[[ Source material, beginning ]]

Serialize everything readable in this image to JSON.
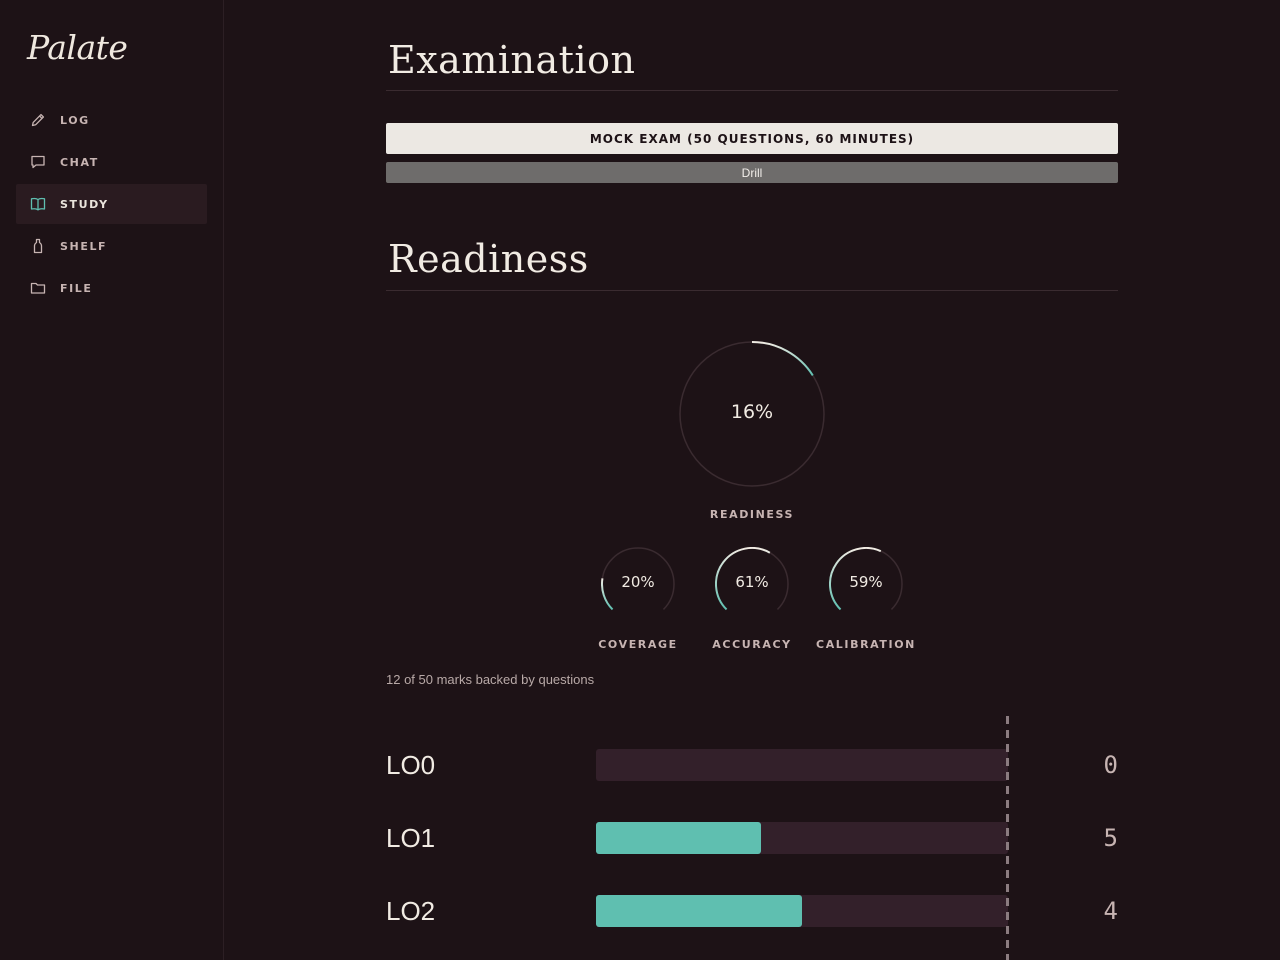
{
  "app": {
    "logo": "Palate"
  },
  "sidebar": {
    "items": [
      {
        "label": "LOG",
        "icon": "pencil-icon",
        "active": false
      },
      {
        "label": "CHAT",
        "icon": "chat-bubble-icon",
        "active": false
      },
      {
        "label": "STUDY",
        "icon": "open-book-icon",
        "active": true
      },
      {
        "label": "SHELF",
        "icon": "bottle-icon",
        "active": false
      },
      {
        "label": "FILE",
        "icon": "folder-icon",
        "active": false
      }
    ]
  },
  "examination": {
    "title": "Examination",
    "mock_button": "MOCK EXAM (50 QUESTIONS, 60 MINUTES)",
    "drill_button": "Drill"
  },
  "readiness": {
    "title": "Readiness",
    "main_gauge": {
      "label": "READINESS",
      "value_text": "16%",
      "value": 16
    },
    "sub_gauges": [
      {
        "label": "COVERAGE",
        "value_text": "20%",
        "value": 20
      },
      {
        "label": "ACCURACY",
        "value_text": "61%",
        "value": 61
      },
      {
        "label": "CALIBRATION",
        "value_text": "59%",
        "value": 59
      }
    ],
    "marks_note": "12 of 50 marks backed by questions"
  },
  "learning_objectives": {
    "max": 10,
    "rows": [
      {
        "name": "LO0",
        "count": "0",
        "value": 0
      },
      {
        "name": "LO1",
        "count": "5",
        "value": 4
      },
      {
        "name": "LO2",
        "count": "4",
        "value": 5
      }
    ]
  },
  "colors": {
    "background": "#1d1216",
    "accent": "#5fbfb0",
    "track": "#33202a",
    "primary_button": "#ece8e3",
    "secondary_button": "#6e6c6b"
  }
}
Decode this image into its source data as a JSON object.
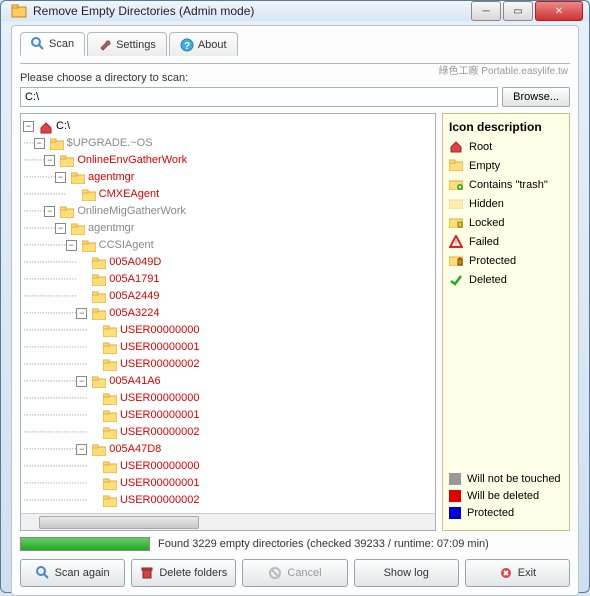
{
  "window": {
    "title": "Remove Empty Directories (Admin mode)"
  },
  "tabs": {
    "scan": "Scan",
    "settings": "Settings",
    "about": "About"
  },
  "dir": {
    "label": "Please choose a directory to scan:",
    "value": "C:\\",
    "browse": "Browse..."
  },
  "watermark": "綠色工廠 Portable.easylife.tw",
  "tree": [
    {
      "depth": 0,
      "toggle": "-",
      "icon": "root",
      "label": "C:\\",
      "cls": "black"
    },
    {
      "depth": 1,
      "toggle": "-",
      "icon": "folder",
      "label": "$UPGRADE.~OS",
      "cls": "gray"
    },
    {
      "depth": 2,
      "toggle": "-",
      "icon": "folder",
      "label": "OnlineEnvGatherWork",
      "cls": "red"
    },
    {
      "depth": 3,
      "toggle": "-",
      "icon": "folder",
      "label": "agentmgr",
      "cls": "red"
    },
    {
      "depth": 4,
      "toggle": "",
      "icon": "folder",
      "label": "CMXEAgent",
      "cls": "red"
    },
    {
      "depth": 2,
      "toggle": "-",
      "icon": "folder",
      "label": "OnlineMigGatherWork",
      "cls": "gray"
    },
    {
      "depth": 3,
      "toggle": "-",
      "icon": "folder",
      "label": "agentmgr",
      "cls": "gray"
    },
    {
      "depth": 4,
      "toggle": "-",
      "icon": "folder",
      "label": "CCSIAgent",
      "cls": "gray"
    },
    {
      "depth": 5,
      "toggle": "",
      "icon": "folder",
      "label": "005A049D",
      "cls": "red"
    },
    {
      "depth": 5,
      "toggle": "",
      "icon": "folder",
      "label": "005A1791",
      "cls": "red"
    },
    {
      "depth": 5,
      "toggle": "",
      "icon": "folder",
      "label": "005A2449",
      "cls": "red"
    },
    {
      "depth": 5,
      "toggle": "-",
      "icon": "folder",
      "label": "005A3224",
      "cls": "red"
    },
    {
      "depth": 6,
      "toggle": "",
      "icon": "folder",
      "label": "USER00000000",
      "cls": "red"
    },
    {
      "depth": 6,
      "toggle": "",
      "icon": "folder",
      "label": "USER00000001",
      "cls": "red"
    },
    {
      "depth": 6,
      "toggle": "",
      "icon": "folder",
      "label": "USER00000002",
      "cls": "red"
    },
    {
      "depth": 5,
      "toggle": "-",
      "icon": "folder",
      "label": "005A41A6",
      "cls": "red"
    },
    {
      "depth": 6,
      "toggle": "",
      "icon": "folder",
      "label": "USER00000000",
      "cls": "red"
    },
    {
      "depth": 6,
      "toggle": "",
      "icon": "folder",
      "label": "USER00000001",
      "cls": "red"
    },
    {
      "depth": 6,
      "toggle": "",
      "icon": "folder",
      "label": "USER00000002",
      "cls": "red"
    },
    {
      "depth": 5,
      "toggle": "-",
      "icon": "folder",
      "label": "005A47D8",
      "cls": "red"
    },
    {
      "depth": 6,
      "toggle": "",
      "icon": "folder",
      "label": "USER00000000",
      "cls": "red"
    },
    {
      "depth": 6,
      "toggle": "",
      "icon": "folder",
      "label": "USER00000001",
      "cls": "red"
    },
    {
      "depth": 6,
      "toggle": "",
      "icon": "folder",
      "label": "USER00000002",
      "cls": "red"
    }
  ],
  "legend": {
    "title": "Icon description",
    "items": [
      {
        "icon": "root",
        "label": "Root"
      },
      {
        "icon": "folder",
        "label": "Empty"
      },
      {
        "icon": "trash",
        "label": "Contains \"trash\""
      },
      {
        "icon": "hidden",
        "label": "Hidden"
      },
      {
        "icon": "locked",
        "label": "Locked"
      },
      {
        "icon": "failed",
        "label": "Failed"
      },
      {
        "icon": "protected",
        "label": "Protected"
      },
      {
        "icon": "deleted",
        "label": "Deleted"
      }
    ],
    "colors": [
      {
        "color": "#999999",
        "label": "Will not be touched"
      },
      {
        "color": "#e00000",
        "label": "Will be deleted"
      },
      {
        "color": "#0000d0",
        "label": "Protected"
      }
    ]
  },
  "status": "Found 3229 empty directories (checked 39233 / runtime: 07:09 min)",
  "buttons": {
    "scan_again": "Scan again",
    "delete_folders": "Delete folders",
    "cancel": "Cancel",
    "show_log": "Show log",
    "exit": "Exit"
  }
}
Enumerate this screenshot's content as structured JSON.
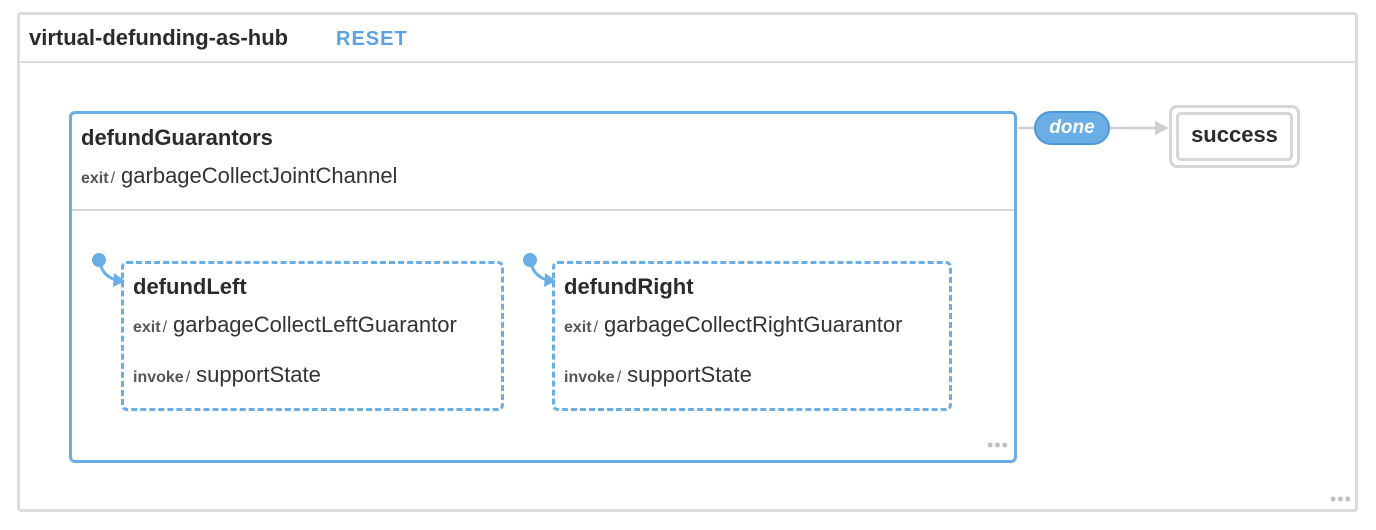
{
  "machine": {
    "title": "virtual-defunding-as-hub",
    "reset_label": "RESET"
  },
  "states": {
    "parent": {
      "name": "defundGuarantors",
      "exit_label": "exit",
      "exit_action": "garbageCollectJointChannel"
    },
    "left": {
      "name": "defundLeft",
      "exit_label": "exit",
      "exit_action": "garbageCollectLeftGuarantor",
      "invoke_label": "invoke",
      "invoke_action": "supportState"
    },
    "right": {
      "name": "defundRight",
      "exit_label": "exit",
      "exit_action": "garbageCollectRightGuarantor",
      "invoke_label": "invoke",
      "invoke_action": "supportState"
    },
    "final": {
      "name": "success"
    }
  },
  "transition": {
    "event": "done"
  },
  "slash": "/",
  "more_glyph": "•••",
  "colors": {
    "accent": "#6aaee6",
    "border": "#dcdcdc",
    "text": "#333333"
  }
}
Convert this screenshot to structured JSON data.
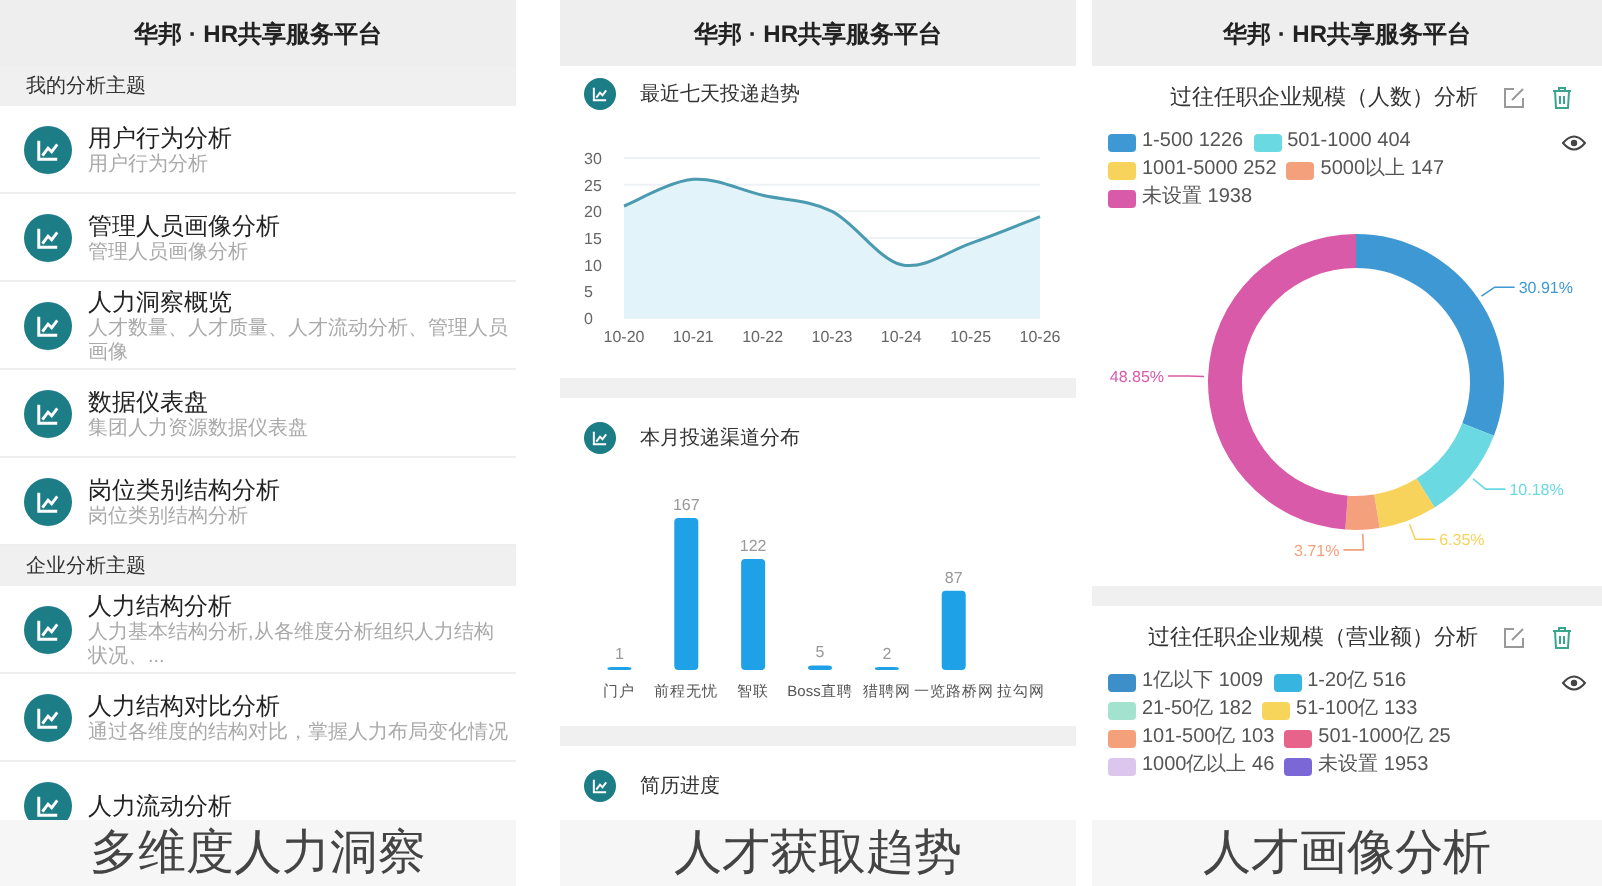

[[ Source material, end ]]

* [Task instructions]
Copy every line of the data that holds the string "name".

* [Task response]
        "name": "LO0",
        "name": "LO1",
        "name": "LO2",
      "name": "defundGuarantors",
      "name": "defundLeft",
      "name": "defundRight",
      "name": "success"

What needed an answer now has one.